Problem statement. Without including any picture, return the complete set of records exactly.

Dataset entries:
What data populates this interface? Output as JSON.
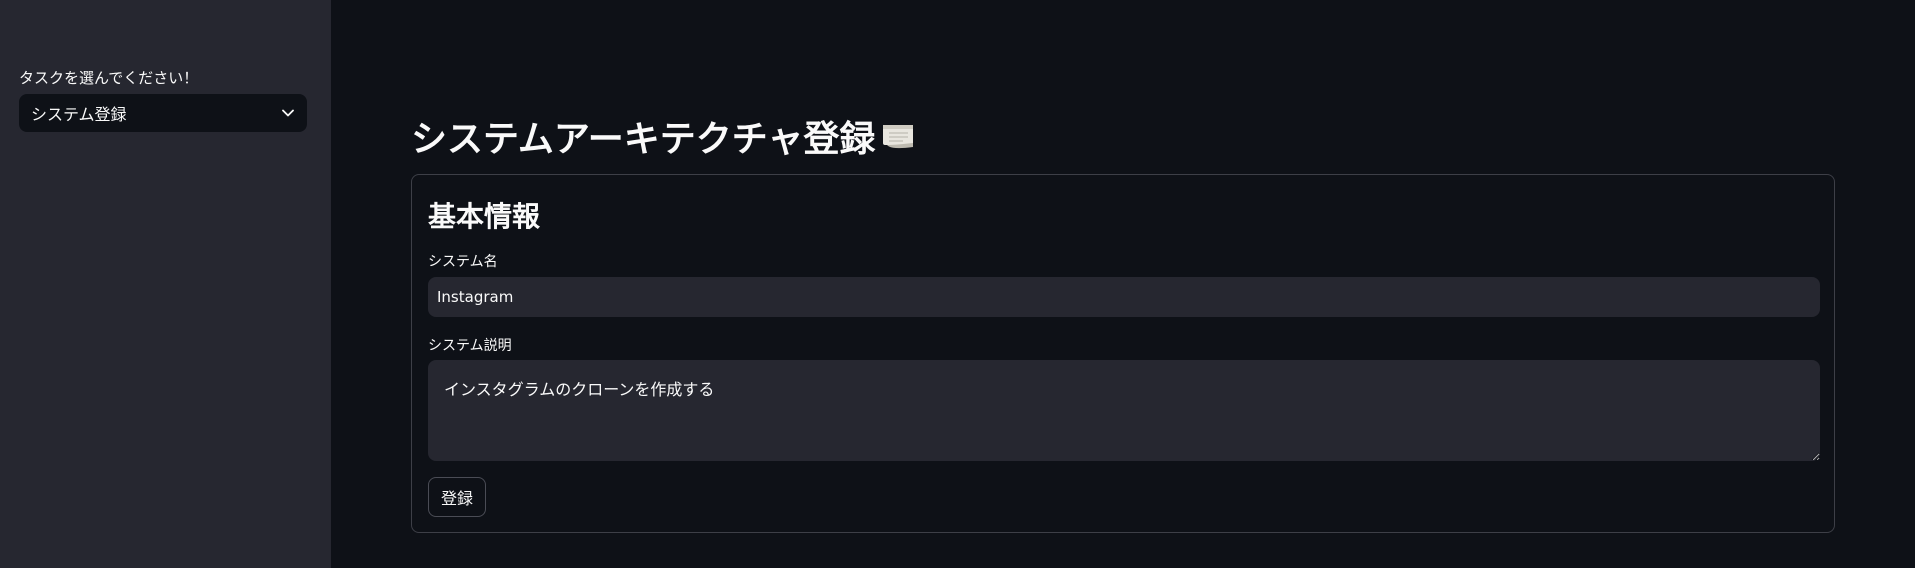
{
  "sidebar": {
    "task_label": "タスクを選んでください！",
    "task_select_value": "システム登録",
    "select_icon": "chevron-down-icon"
  },
  "main": {
    "title": "システムアーキテクチャ登録",
    "title_icon": "scroll-icon",
    "form": {
      "section_title": "基本情報",
      "system_name_label": "システム名",
      "system_name_value": "Instagram",
      "system_desc_label": "システム説明",
      "system_desc_value": "インスタグラムのクローンを作成する",
      "submit_label": "登録"
    }
  },
  "colors": {
    "background": "#0e1117",
    "sidebar": "#262730",
    "input": "#262730",
    "text": "#fafafa",
    "border": "#3d3f47"
  }
}
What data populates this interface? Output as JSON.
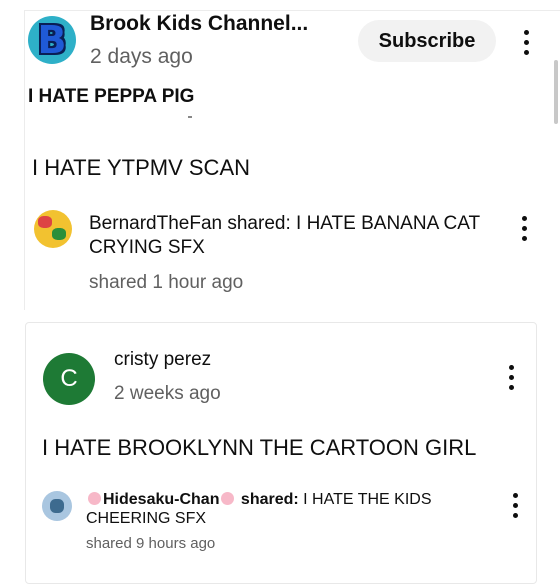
{
  "post": {
    "channel_name": "Brook Kids Channel...",
    "time": "2 days ago",
    "subscribe_label": "Subscribe",
    "logo_letter": "B",
    "title": "I HATE PEPPA PIG",
    "body": "I HATE YTPMV SCAN"
  },
  "share1": {
    "user": "BernardTheFan shared:",
    "text": " I HATE BANANA CAT CRYING SFX",
    "time": "shared 1 hour ago"
  },
  "comment": {
    "avatar_letter": "C",
    "author": "cristy perez",
    "time": "2 weeks ago",
    "body": "I HATE BROOKLYNN THE CARTOON GIRL",
    "avatar_color": "#1e7a35"
  },
  "share2": {
    "user": "Hidesaku-Chan",
    "shared_label": " shared:",
    "text": " I HATE THE KIDS CHEERING SFX",
    "time": "shared 9 hours ago"
  },
  "colors": {
    "subscribe_bg": "#f2f2f2",
    "secondary_text": "#606060"
  }
}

Exercise response.
What data populates this interface? Output as JSON.
{
  "sidebar": {
    "task_label": "タスクを選んでください！",
    "task_select_value": "システム登録",
    "select_icon": "chevron-down-icon"
  },
  "main": {
    "title": "システムアーキテクチャ登録",
    "title_icon": "scroll-icon",
    "form": {
      "section_title": "基本情報",
      "system_name_label": "システム名",
      "system_name_value": "Instagram",
      "system_desc_label": "システム説明",
      "system_desc_value": "インスタグラムのクローンを作成する",
      "submit_label": "登録"
    }
  },
  "colors": {
    "background": "#0e1117",
    "sidebar": "#262730",
    "input": "#262730",
    "text": "#fafafa",
    "border": "#3d3f47"
  }
}
What data populates this interface? Output as JSON.
{
  "post": {
    "channel_name": "Brook Kids Channel...",
    "time": "2 days ago",
    "subscribe_label": "Subscribe",
    "logo_letter": "B",
    "title": "I HATE PEPPA PIG",
    "body": "I HATE YTPMV SCAN"
  },
  "share1": {
    "user": "BernardTheFan shared:",
    "text": " I HATE BANANA CAT CRYING SFX",
    "time": "shared 1 hour ago"
  },
  "comment": {
    "avatar_letter": "C",
    "author": "cristy perez",
    "time": "2 weeks ago",
    "body": "I HATE BROOKLYNN THE CARTOON GIRL",
    "avatar_color": "#1e7a35"
  },
  "share2": {
    "user": "Hidesaku-Chan",
    "shared_label": " shared:",
    "text": " I HATE THE KIDS CHEERING SFX",
    "time": "shared 9 hours ago"
  },
  "colors": {
    "subscribe_bg": "#f2f2f2",
    "secondary_text": "#606060"
  }
}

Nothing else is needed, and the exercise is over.